PSHE: There is a new and very pointed focus on nutrition, exercise and healthy living in this area of the curriculum.
This includes a strong emphasis on the relationship between physical activity and nutrition. And there are entirely new requirements that KS2 pupils learn to plan, prepare and cook simple healthy meals.
This focus on healthy eating is even incorporated into lessons about puberty and physical development: there is a requirement that pupils learn how "hygiene, physical activity and nutrition needs might change as a result of growth and adolescence".

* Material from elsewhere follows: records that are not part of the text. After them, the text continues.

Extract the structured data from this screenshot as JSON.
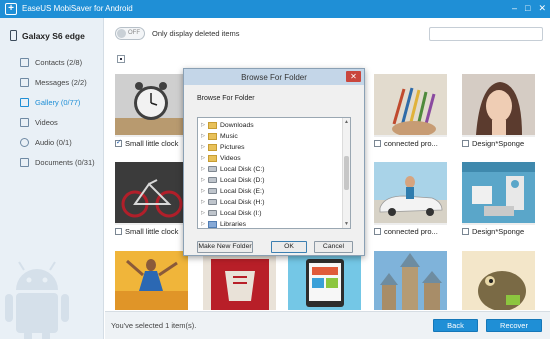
{
  "window": {
    "title": "EaseUS MobiSaver for Android",
    "app_icon": "+",
    "controls": [
      "–",
      "□",
      "✕"
    ]
  },
  "sidebar": {
    "device_name": "Galaxy S6 edge",
    "items": [
      {
        "label": "Contacts (2/8)",
        "icon": "contacts-icon",
        "active": false
      },
      {
        "label": "Messages (2/2)",
        "icon": "messages-icon",
        "active": false
      },
      {
        "label": "Gallery (0/77)",
        "icon": "gallery-icon",
        "active": true
      },
      {
        "label": "Videos",
        "icon": "videos-icon",
        "active": false
      },
      {
        "label": "Audio (0/1)",
        "icon": "audio-icon",
        "active": false
      },
      {
        "label": "Documents (0/31)",
        "icon": "documents-icon",
        "active": false
      }
    ]
  },
  "topbar": {
    "toggle_state": "OFF",
    "toggle_label": "Only display deleted items",
    "search_placeholder": ""
  },
  "gallery": {
    "items": [
      {
        "caption": "Small little clock",
        "checked": true,
        "colors": [
          "#cfcfcf",
          "#404040"
        ]
      },
      {
        "caption": "connected pro...",
        "checked": false,
        "colors": [
          "#e2dbce",
          "#8a6a3a"
        ]
      },
      {
        "caption": "Design*Sponge",
        "checked": false,
        "colors": [
          "#d5ccc4",
          "#5b3b2e"
        ]
      },
      {
        "caption": "Small little clock",
        "checked": false,
        "colors": [
          "#3b3b3b",
          "#b11f2a"
        ]
      },
      {
        "caption": "connected pro...",
        "checked": false,
        "colors": [
          "#a9d3e8",
          "#e4e4e4"
        ]
      },
      {
        "caption": "Design*Sponge",
        "checked": false,
        "colors": [
          "#5aa6c9",
          "#f0f0f0"
        ]
      },
      {
        "caption": "",
        "checked": false,
        "colors": [
          "#f0b53a",
          "#2b68b3"
        ]
      },
      {
        "caption": "",
        "checked": false,
        "colors": [
          "#b81f28",
          "#e9e2d8"
        ]
      },
      {
        "caption": "",
        "checked": false,
        "colors": [
          "#74c7e6",
          "#2d2d2d"
        ]
      },
      {
        "caption": "",
        "checked": false,
        "colors": [
          "#7fb3da",
          "#b59b74"
        ]
      },
      {
        "caption": "",
        "checked": false,
        "colors": [
          "#f3e6c9",
          "#7a6a45"
        ]
      }
    ]
  },
  "status": {
    "selected_text": "You've selected 1 item(s)."
  },
  "buttons": {
    "back": "Back",
    "recover": "Recover"
  },
  "dialog": {
    "title": "Browse For Folder",
    "label": "Browse For Folder",
    "close": "✕",
    "tree": [
      {
        "label": "Downloads",
        "type": "folder"
      },
      {
        "label": "Music",
        "type": "folder"
      },
      {
        "label": "Pictures",
        "type": "folder"
      },
      {
        "label": "Videos",
        "type": "folder"
      },
      {
        "label": "Local Disk (C:)",
        "type": "drive"
      },
      {
        "label": "Local Disk (D:)",
        "type": "drive"
      },
      {
        "label": "Local Disk (E:)",
        "type": "drive"
      },
      {
        "label": "Local Disk (H:)",
        "type": "drive"
      },
      {
        "label": "Local Disk (I:)",
        "type": "drive"
      },
      {
        "label": "Libraries",
        "type": "library"
      }
    ],
    "make_new_folder": "Make New Folder",
    "ok": "OK",
    "cancel": "Cancel"
  }
}
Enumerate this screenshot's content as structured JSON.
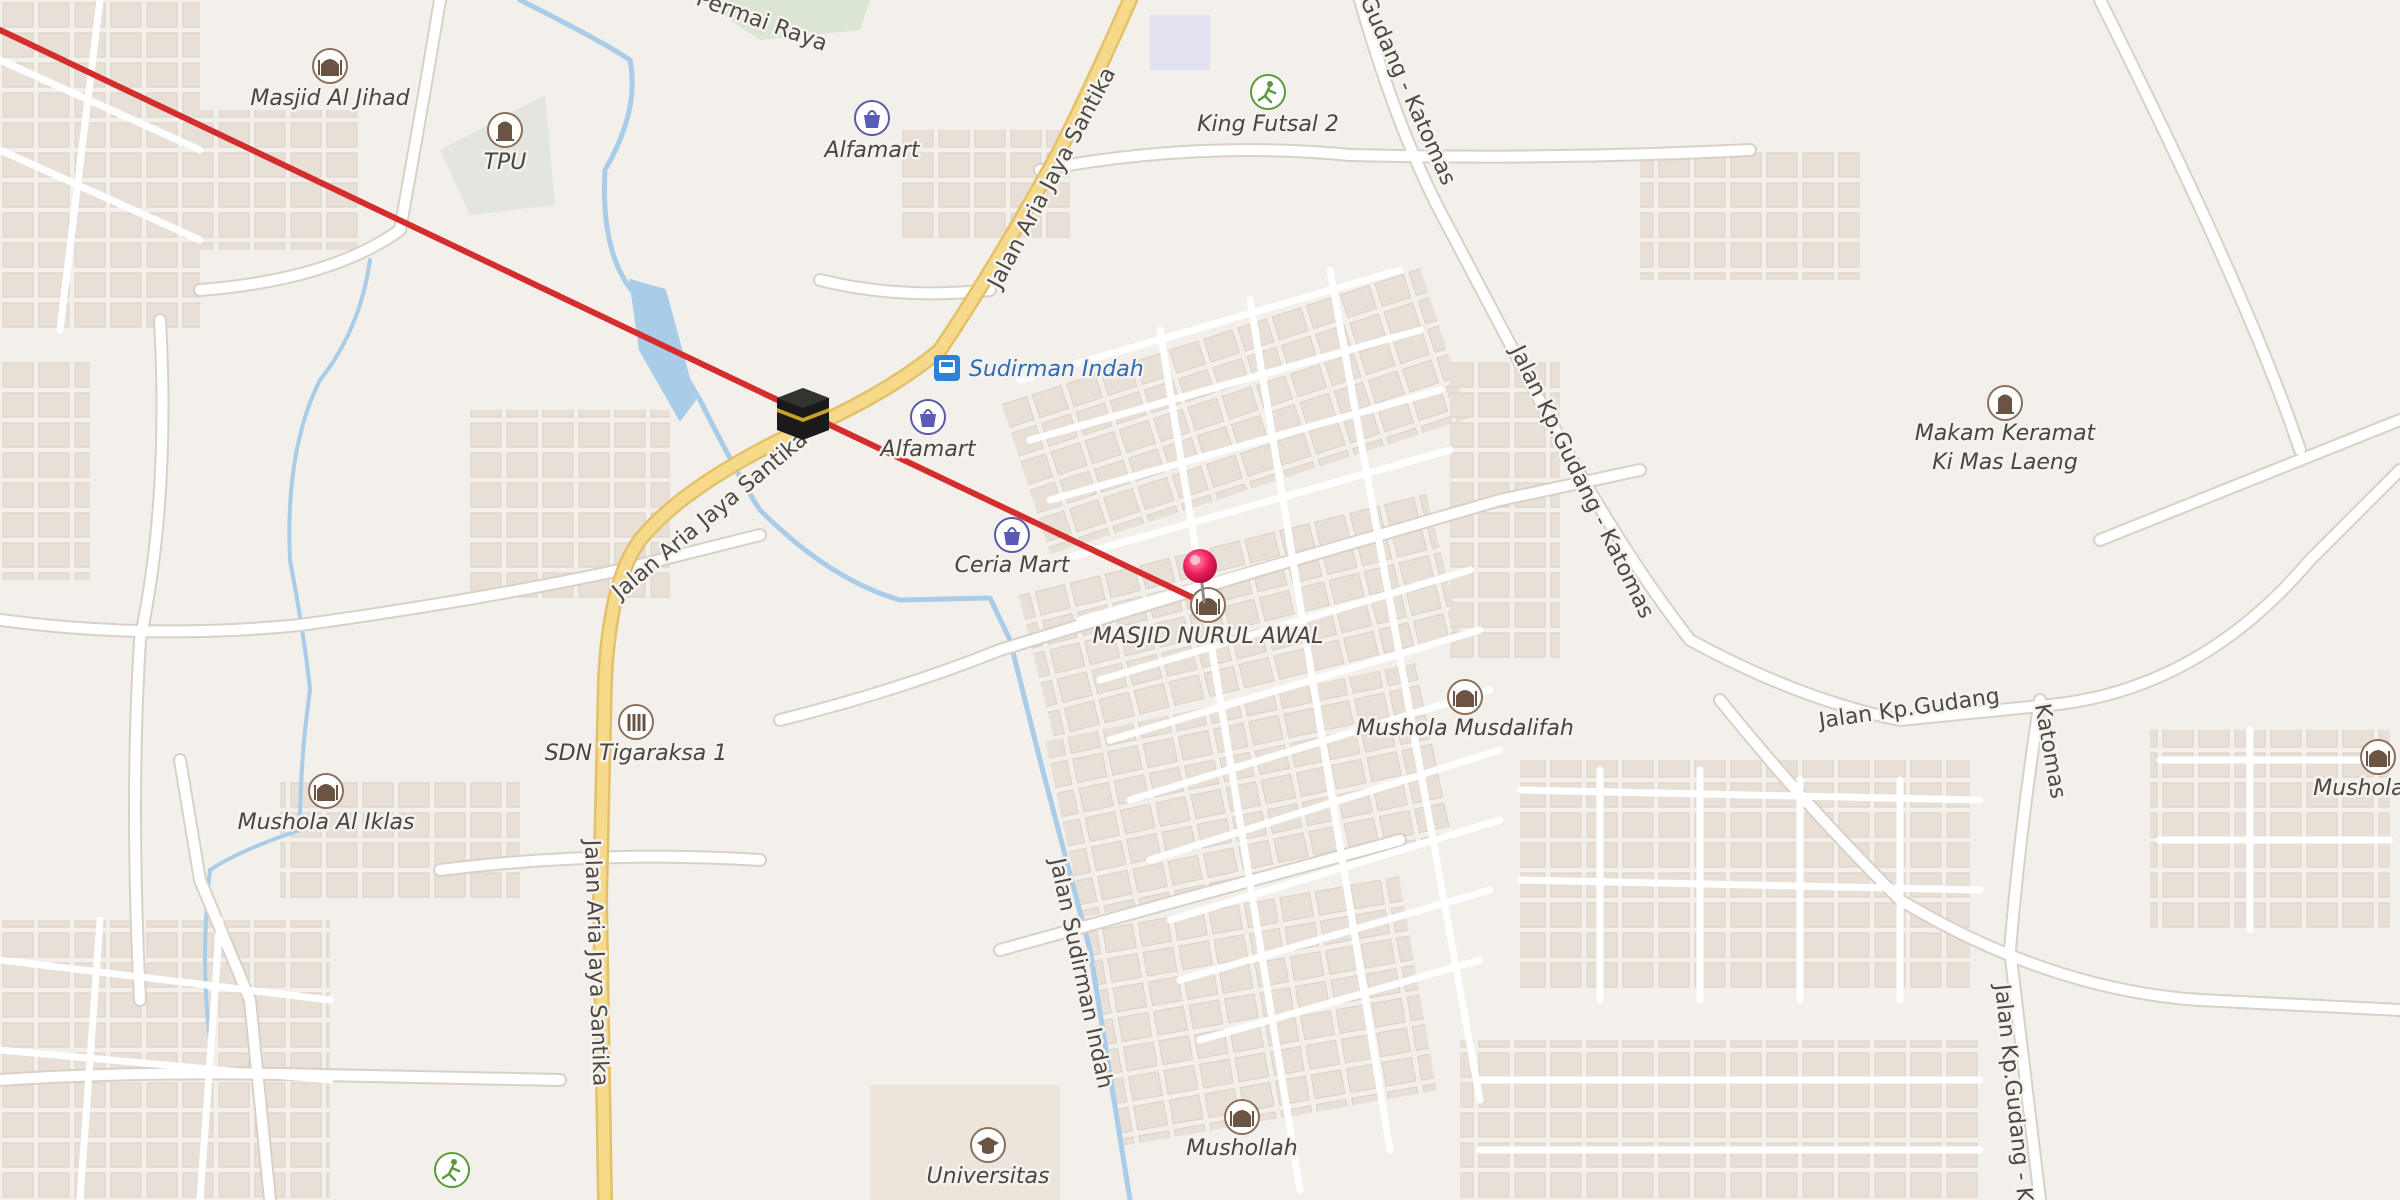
{
  "colors": {
    "background": "#f3efea",
    "road_minor": "#ffffff",
    "road_minor_casing": "#dcd6cf",
    "road_primary": "#f7d98a",
    "road_primary_casing": "#e3c06a",
    "water": "#a9cde8",
    "building": "#e6ded4",
    "park": "#dbe5d3",
    "qibla_line": "#d42d2d",
    "marker": "#ec1d59"
  },
  "road_labels": [
    "Permai Raya",
    "Jalan Aria Jaya Santika",
    "Jalan Aria Jaya Santika",
    "Jalan Aria Jaya Santika",
    "Gudang - Katomas",
    "Jalan Kp.Gudang - Katomas",
    "Jalan Kp.Gudang",
    "Katomas",
    "Jalan Sudirman Indah",
    "Jalan Kp.Gudang - K"
  ],
  "pois": [
    {
      "name": "Masjid Al Jihad",
      "icon": "mosque-icon"
    },
    {
      "name": "TPU",
      "icon": "cemetery-icon"
    },
    {
      "name": "Alfamart",
      "icon": "shop-bag-icon"
    },
    {
      "name": "King Futsal 2",
      "icon": "sports-icon"
    },
    {
      "name": "Sudirman Indah",
      "icon": "bus-stop-icon"
    },
    {
      "name": "Alfamart",
      "icon": "shop-bag-icon"
    },
    {
      "name": "Ceria Mart",
      "icon": "shop-bag-icon"
    },
    {
      "name": "MASJID NURUL AWAL",
      "icon": "mosque-icon"
    },
    {
      "name": "Makam Keramat\nKi Mas Laeng",
      "icon": "cemetery-icon"
    },
    {
      "name": "Mushola Musdalifah",
      "icon": "mosque-icon"
    },
    {
      "name": "SDN Tigaraksa 1",
      "icon": "school-icon"
    },
    {
      "name": "Mushola Al Iklas",
      "icon": "mosque-icon"
    },
    {
      "name": "Mushola Al",
      "icon": "mosque-icon"
    },
    {
      "name": "Mushollah",
      "icon": "mosque-icon"
    },
    {
      "name": "Universitas",
      "icon": "university-icon"
    },
    {
      "name": "",
      "icon": "sports-icon"
    }
  ],
  "qibla": {
    "icon": "kaaba-icon"
  },
  "marker": {
    "icon": "location-pin-icon"
  }
}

John Lloyd, policy adviser for the PSHE Association, said: "The link with PE is actually quite an important one, given that healthy lifestyles are central to personal wellbeing. It's related to nutrition, exercise, self- esteem, and the Government's agenda on obesity."
But he adds that it is important to ensure that sex and relationships education is not lost amid this focus on diet and exercise.
PE: Subject specialists are concerned that physical education has been buried within the curriculum, and will therefore be overlooked.
Margaret Talbot, chief executive of the Association for Physical Education, points out that the words "physical education" do not appear until the curriculum is broken down into detailed sections.
She adds that, in countries such as Australia and South Africa, where PE was similarly buried, it gradually slid out of the curriculum.
But PE specialists have welcomed the new links between PSHE and social and emotional wellbeing. "There are a lot of common concepts," said Professor Talbot. "Challenge, risk, enterprise."
However, the new curriculum encourages a range and breadth of different sporting activities. These are detailed more explicitly - the explanatory notes mention football, rugby, tennis, ballroom dancing and trampolining - than in the previous version, which merely referred in more general terms to "competitive net, strikingfielding and invasion games".